(Supplied information)

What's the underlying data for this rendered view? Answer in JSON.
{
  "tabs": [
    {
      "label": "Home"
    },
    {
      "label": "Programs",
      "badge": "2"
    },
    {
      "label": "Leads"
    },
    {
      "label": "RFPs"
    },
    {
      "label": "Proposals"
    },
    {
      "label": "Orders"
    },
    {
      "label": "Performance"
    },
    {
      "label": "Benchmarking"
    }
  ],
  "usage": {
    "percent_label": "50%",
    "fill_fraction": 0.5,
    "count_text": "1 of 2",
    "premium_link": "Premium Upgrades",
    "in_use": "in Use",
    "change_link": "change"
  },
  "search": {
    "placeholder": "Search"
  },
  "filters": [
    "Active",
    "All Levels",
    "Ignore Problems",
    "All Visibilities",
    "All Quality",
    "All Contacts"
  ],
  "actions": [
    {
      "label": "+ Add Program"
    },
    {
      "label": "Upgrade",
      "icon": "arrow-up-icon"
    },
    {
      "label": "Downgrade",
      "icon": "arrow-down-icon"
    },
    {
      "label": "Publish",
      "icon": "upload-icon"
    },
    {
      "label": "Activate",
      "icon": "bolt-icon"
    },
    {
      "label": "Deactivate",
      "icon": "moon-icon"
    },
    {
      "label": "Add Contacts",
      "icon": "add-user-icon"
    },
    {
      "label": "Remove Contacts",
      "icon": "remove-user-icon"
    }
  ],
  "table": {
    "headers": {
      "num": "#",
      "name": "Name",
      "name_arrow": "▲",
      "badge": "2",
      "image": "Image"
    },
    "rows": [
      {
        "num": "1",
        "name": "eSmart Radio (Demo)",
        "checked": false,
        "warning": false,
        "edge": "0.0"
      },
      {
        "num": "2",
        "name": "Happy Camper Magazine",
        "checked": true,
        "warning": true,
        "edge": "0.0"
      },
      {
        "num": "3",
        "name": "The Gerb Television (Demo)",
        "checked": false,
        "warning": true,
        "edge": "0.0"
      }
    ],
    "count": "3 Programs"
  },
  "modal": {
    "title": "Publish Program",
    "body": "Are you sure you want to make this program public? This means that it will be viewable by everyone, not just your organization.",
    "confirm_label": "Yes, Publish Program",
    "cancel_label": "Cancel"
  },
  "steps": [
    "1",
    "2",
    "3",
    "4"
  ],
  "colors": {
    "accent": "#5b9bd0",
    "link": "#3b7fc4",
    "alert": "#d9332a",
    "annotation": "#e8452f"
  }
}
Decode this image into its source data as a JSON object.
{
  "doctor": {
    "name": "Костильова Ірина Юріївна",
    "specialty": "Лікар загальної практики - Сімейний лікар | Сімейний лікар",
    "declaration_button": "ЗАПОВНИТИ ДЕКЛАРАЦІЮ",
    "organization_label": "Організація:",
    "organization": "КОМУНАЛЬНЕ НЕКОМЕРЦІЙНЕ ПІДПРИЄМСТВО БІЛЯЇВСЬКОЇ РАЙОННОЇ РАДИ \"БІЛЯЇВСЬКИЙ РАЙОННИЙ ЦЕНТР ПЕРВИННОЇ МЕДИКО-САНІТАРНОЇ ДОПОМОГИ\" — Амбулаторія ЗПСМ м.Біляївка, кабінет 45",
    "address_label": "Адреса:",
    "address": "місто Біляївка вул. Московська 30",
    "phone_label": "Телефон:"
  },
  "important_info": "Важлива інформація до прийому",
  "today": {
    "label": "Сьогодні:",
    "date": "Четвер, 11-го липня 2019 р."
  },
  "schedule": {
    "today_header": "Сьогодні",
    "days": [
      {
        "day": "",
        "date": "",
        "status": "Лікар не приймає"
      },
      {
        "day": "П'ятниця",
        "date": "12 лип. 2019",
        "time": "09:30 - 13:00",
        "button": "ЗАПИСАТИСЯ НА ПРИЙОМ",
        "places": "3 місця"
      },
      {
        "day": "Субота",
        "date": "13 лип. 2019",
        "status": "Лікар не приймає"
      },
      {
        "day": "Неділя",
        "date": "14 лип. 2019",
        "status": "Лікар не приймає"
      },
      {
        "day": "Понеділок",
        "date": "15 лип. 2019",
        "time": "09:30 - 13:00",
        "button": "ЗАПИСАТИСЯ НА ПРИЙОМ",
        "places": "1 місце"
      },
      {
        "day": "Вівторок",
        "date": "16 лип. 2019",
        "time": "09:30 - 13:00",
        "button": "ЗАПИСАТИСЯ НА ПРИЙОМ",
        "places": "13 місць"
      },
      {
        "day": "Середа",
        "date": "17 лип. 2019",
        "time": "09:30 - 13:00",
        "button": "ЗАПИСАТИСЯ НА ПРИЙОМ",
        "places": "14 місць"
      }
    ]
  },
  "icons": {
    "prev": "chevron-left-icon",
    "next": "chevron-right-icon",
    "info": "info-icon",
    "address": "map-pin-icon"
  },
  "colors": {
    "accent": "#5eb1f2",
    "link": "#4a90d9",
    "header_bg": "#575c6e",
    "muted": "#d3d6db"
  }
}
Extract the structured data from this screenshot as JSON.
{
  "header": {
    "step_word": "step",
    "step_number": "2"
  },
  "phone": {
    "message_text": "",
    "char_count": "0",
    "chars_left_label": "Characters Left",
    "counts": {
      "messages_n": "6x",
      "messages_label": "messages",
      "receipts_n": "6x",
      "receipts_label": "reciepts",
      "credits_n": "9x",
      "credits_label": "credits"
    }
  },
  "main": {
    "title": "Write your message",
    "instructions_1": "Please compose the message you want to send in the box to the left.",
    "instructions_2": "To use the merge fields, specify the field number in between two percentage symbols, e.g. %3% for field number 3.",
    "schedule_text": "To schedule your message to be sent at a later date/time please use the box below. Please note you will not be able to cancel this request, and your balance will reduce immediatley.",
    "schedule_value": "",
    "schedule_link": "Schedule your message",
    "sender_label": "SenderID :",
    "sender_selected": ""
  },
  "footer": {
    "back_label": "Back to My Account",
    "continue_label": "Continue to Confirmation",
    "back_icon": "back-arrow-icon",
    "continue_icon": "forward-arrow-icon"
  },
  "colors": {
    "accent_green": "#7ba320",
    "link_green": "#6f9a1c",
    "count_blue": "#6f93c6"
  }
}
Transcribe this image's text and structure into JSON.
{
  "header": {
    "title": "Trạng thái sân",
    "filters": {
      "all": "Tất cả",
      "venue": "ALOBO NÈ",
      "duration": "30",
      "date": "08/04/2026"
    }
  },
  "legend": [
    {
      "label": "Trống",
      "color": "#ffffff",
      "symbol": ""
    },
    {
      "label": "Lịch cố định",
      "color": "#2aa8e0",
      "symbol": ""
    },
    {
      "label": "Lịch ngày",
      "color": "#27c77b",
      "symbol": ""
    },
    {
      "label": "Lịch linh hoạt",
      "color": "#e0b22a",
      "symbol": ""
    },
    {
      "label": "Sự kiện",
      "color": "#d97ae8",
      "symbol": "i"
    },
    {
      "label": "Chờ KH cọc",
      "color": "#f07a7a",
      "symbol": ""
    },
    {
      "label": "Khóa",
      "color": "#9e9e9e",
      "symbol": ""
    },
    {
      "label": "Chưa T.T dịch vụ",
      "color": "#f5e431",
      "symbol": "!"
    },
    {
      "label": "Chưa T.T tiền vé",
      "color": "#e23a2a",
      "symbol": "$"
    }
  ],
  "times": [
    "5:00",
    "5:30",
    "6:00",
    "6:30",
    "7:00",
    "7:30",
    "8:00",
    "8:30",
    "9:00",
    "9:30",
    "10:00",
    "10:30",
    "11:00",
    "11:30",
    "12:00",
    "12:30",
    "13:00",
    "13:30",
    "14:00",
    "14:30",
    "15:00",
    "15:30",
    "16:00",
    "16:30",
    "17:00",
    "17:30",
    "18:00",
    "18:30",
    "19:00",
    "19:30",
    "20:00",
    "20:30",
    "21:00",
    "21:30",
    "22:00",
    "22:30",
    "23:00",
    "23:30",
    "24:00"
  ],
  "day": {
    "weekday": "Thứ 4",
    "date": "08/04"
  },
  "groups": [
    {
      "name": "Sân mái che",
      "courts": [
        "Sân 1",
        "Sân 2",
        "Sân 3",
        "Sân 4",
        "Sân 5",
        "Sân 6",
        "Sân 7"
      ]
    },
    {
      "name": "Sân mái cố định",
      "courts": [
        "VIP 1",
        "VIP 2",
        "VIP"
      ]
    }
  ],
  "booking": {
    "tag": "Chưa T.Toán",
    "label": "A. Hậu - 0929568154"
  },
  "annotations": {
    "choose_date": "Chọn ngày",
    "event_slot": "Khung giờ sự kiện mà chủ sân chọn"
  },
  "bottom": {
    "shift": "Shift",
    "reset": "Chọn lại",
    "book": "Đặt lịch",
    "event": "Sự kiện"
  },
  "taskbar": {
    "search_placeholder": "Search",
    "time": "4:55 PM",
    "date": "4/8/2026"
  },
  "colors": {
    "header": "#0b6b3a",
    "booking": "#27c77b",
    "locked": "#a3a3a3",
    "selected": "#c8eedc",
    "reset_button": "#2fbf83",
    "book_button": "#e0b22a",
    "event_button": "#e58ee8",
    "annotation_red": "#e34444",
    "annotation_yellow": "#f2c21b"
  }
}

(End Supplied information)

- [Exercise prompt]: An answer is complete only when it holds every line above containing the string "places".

- [Output for this task]:
        "places": "3 місця"
        "places": "1 місце"
        "places": "13 місць"
        "places": "14 місць"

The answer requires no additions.